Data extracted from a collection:
= Beginning of Section =
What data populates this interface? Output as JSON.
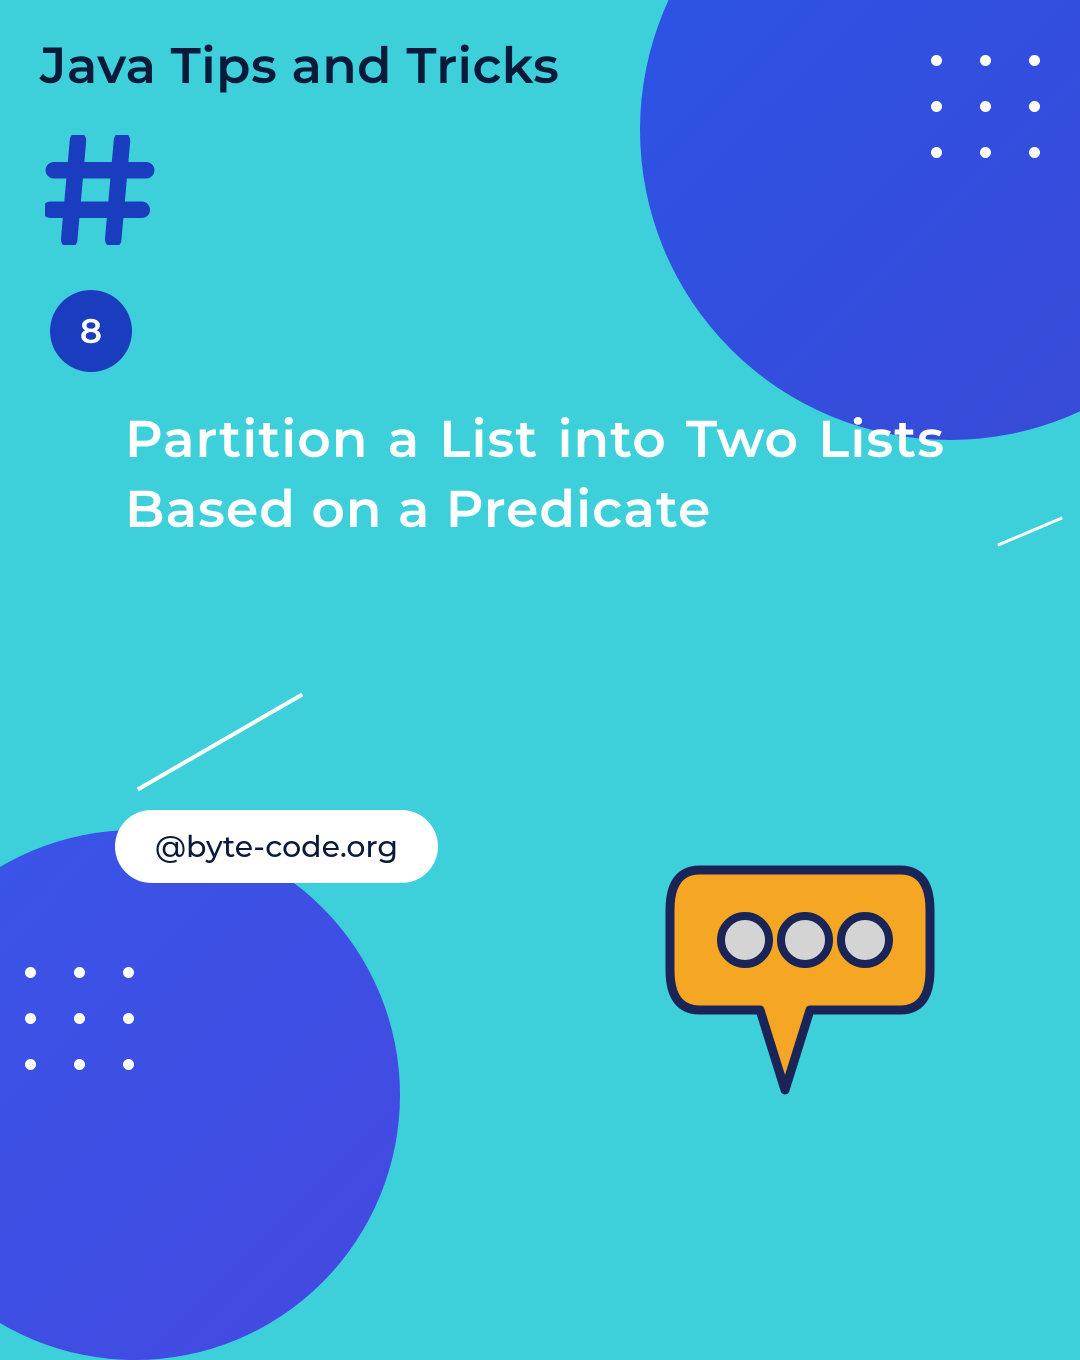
{
  "title": "Java Tips and Tricks",
  "tipNumber": "8",
  "description": "Partition a List into Two Lists Based on a Predicate",
  "handle": "@byte-code.org",
  "colors": {
    "background": "#3dd0db",
    "circleGradient1": "#2b55e8",
    "circleGradient2": "#3a48d4",
    "badge": "#1a3dbf",
    "speechBubble": "#f5a623",
    "speechBubbleStroke": "#1a2456"
  }
}
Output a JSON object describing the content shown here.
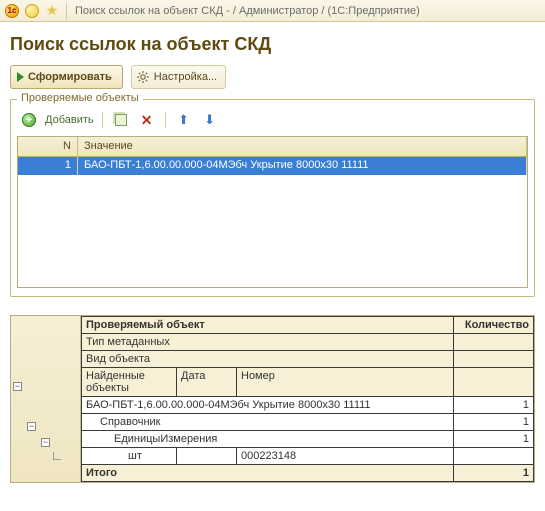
{
  "titlebar": {
    "text": "Поиск ссылок на объект СКД - / Администратор /  (1С:Предприятие)"
  },
  "page": {
    "title": "Поиск ссылок на объект СКД"
  },
  "toolbar": {
    "form_label": "Сформировать",
    "settings_label": "Настройка..."
  },
  "fieldset": {
    "legend": "Проверяемые объекты",
    "add_label": "Добавить"
  },
  "grid1": {
    "head_n": "N",
    "head_value": "Значение",
    "rows": [
      {
        "n": "1",
        "value": "БАО-ПБТ-1,6.00.00.000-04МЭбч Укрытие 8000х30 11111"
      }
    ]
  },
  "report": {
    "h_obj": "Проверяемый объект",
    "h_qty": "Количество",
    "h_type": "Тип метаданных",
    "h_kind": "Вид объекта",
    "h_found": "Найденные объекты",
    "h_date": "Дата",
    "h_number": "Номер",
    "row_obj": "БАО-ПБТ-1,6.00.00.000-04МЭбч  Укрытие 8000х30 11111",
    "row_obj_qty": "1",
    "row_type": "Справочник",
    "row_type_qty": "1",
    "row_kind": "ЕдиницыИзмерения",
    "row_kind_qty": "1",
    "row_item": "шт",
    "row_item_num": "000223148",
    "total_label": "Итого",
    "total_qty": "1"
  }
}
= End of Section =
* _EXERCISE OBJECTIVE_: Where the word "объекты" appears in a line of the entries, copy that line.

* _ANSWER TO THE PROBLEM_:
    "legend": "Проверяемые объекты",
    "h_found": "Найденные объекты",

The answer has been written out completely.